> **WHAT TO PRODUCE**
Each line below that holds the word "background" counts toward the answer; reply with the total number only.

> **DATA FOR THE TASK**

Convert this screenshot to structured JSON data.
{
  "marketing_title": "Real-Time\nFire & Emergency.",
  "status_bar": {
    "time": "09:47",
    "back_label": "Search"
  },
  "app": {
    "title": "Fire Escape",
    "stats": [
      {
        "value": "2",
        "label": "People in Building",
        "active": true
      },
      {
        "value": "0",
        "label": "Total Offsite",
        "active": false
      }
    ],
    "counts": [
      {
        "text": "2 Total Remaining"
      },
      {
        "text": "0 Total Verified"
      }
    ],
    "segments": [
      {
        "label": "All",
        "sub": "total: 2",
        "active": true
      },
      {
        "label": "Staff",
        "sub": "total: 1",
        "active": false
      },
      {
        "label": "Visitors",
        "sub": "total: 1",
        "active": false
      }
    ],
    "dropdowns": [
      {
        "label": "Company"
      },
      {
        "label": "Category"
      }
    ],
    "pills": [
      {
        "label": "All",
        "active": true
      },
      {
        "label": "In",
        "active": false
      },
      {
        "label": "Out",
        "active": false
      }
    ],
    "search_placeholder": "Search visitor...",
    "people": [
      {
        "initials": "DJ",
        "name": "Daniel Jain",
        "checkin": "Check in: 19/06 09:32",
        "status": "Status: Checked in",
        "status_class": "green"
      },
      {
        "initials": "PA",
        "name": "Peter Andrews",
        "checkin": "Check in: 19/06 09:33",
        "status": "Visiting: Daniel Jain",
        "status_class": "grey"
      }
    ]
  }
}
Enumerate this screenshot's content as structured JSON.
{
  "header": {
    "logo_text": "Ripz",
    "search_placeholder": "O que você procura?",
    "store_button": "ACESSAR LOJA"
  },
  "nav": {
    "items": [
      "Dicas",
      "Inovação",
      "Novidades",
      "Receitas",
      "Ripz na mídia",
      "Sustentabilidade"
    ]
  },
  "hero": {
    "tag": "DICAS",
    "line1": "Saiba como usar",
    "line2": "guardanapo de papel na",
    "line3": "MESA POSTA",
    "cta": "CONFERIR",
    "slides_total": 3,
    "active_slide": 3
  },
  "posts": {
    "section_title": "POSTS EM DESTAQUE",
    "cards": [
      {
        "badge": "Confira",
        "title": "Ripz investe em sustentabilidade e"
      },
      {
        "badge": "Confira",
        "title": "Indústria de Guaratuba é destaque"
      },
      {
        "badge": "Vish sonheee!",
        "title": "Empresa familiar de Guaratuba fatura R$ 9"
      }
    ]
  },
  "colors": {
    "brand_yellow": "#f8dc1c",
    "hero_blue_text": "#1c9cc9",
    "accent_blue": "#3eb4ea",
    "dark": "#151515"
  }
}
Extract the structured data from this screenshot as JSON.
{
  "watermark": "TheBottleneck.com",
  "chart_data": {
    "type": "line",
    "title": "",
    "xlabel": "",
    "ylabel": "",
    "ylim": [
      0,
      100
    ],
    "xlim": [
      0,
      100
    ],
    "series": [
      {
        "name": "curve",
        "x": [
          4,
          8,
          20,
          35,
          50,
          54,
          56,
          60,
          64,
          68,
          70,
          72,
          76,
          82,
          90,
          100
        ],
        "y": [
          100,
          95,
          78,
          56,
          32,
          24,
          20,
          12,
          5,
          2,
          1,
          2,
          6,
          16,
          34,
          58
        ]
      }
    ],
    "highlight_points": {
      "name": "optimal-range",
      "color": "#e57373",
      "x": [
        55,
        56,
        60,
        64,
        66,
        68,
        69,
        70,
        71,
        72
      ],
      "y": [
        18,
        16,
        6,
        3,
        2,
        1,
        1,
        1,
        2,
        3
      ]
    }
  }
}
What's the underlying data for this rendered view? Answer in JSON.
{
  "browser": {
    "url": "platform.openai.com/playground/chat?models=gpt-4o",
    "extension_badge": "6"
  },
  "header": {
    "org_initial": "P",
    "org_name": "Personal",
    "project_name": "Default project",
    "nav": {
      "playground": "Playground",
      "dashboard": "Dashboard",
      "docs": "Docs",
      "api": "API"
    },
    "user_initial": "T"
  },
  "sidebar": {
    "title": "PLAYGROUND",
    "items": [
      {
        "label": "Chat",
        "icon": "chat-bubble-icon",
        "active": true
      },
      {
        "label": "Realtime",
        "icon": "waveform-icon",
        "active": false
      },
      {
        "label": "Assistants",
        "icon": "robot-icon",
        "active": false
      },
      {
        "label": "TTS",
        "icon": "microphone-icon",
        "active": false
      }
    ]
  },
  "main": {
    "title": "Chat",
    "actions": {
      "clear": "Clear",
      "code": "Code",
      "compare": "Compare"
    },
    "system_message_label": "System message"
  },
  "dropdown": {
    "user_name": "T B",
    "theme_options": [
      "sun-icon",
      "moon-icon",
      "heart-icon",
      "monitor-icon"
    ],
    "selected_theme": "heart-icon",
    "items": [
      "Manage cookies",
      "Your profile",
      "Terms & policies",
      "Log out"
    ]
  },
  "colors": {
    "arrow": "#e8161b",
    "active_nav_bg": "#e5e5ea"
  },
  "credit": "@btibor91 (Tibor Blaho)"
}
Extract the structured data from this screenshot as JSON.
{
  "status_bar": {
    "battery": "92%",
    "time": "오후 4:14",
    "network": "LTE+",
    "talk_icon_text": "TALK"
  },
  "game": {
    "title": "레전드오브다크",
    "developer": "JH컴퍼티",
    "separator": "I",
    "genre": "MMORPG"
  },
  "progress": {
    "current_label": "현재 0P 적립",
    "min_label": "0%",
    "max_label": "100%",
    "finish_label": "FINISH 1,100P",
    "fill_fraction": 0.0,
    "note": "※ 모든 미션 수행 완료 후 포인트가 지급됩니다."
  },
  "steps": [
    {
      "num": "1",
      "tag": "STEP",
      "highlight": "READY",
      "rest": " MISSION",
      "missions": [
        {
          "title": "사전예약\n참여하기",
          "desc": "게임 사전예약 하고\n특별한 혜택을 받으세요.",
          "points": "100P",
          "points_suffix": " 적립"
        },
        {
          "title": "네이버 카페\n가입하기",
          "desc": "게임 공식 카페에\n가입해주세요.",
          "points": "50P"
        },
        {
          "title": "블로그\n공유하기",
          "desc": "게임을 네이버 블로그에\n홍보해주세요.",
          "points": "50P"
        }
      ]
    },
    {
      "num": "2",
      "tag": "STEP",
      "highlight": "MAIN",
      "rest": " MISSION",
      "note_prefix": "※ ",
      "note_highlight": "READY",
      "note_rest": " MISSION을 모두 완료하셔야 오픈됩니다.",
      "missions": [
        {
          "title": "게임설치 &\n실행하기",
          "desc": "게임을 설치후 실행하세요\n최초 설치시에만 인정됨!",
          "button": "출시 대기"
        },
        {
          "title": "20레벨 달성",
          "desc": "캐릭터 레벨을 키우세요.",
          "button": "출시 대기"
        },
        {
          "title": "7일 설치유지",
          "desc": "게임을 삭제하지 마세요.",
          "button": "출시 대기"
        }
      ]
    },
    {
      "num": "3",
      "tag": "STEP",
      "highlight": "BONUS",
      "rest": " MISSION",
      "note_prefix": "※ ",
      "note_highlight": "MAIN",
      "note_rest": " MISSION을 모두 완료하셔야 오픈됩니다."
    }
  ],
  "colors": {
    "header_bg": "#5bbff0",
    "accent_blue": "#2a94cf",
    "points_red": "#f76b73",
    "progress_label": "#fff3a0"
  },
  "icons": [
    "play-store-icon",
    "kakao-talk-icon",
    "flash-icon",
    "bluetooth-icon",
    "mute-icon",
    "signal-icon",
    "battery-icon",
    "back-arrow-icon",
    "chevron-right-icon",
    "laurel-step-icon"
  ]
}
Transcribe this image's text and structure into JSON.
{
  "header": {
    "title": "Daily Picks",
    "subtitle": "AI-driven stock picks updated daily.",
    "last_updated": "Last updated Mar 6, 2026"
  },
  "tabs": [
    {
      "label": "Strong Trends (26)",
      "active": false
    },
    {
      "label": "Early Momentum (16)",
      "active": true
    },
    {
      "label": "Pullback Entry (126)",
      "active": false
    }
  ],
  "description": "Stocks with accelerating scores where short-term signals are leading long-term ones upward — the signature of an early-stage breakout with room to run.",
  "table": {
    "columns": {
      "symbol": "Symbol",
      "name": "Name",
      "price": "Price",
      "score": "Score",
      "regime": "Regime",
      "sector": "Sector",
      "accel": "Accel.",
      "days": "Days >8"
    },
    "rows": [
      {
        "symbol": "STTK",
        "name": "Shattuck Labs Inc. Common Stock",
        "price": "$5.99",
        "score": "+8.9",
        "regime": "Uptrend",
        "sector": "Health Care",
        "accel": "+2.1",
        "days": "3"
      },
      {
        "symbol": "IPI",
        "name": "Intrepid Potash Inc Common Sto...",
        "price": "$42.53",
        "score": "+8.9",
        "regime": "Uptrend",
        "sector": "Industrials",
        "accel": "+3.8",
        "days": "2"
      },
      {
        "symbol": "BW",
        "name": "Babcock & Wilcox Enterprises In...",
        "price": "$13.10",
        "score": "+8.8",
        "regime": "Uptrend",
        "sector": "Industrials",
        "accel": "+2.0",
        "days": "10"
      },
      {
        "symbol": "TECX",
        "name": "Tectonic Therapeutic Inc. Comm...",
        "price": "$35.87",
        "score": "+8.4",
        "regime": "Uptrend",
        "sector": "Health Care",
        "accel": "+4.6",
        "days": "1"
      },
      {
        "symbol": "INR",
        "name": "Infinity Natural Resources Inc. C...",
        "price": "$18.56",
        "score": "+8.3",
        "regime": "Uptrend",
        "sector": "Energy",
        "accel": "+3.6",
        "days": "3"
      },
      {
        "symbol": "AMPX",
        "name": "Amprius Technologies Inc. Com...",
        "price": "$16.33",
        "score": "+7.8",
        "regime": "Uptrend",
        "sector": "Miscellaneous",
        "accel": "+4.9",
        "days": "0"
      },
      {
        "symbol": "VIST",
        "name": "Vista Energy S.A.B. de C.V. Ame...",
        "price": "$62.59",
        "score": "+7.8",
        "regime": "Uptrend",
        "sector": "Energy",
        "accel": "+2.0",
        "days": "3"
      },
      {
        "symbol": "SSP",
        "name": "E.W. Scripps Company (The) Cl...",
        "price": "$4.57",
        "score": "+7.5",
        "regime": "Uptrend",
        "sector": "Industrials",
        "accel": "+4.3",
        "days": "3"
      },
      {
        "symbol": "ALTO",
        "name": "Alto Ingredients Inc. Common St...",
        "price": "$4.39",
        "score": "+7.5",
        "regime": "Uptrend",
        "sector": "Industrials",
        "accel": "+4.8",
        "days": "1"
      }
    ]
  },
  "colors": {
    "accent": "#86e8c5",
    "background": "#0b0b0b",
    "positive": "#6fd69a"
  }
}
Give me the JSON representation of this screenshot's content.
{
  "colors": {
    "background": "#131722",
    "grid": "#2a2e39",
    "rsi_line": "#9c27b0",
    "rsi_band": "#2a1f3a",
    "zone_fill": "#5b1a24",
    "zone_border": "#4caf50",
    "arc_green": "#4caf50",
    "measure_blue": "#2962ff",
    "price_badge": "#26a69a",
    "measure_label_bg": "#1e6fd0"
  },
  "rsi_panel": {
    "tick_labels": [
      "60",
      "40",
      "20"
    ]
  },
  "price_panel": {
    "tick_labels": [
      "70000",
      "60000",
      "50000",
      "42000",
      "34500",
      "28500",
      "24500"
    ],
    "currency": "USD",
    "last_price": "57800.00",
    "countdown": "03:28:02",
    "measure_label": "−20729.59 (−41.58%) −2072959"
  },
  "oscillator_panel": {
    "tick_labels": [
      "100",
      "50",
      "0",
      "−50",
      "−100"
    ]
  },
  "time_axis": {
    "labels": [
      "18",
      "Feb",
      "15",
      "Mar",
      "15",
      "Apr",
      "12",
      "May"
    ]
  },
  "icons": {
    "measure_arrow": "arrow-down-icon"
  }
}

> **OUTPUT FOR THIS EXERCISE**
2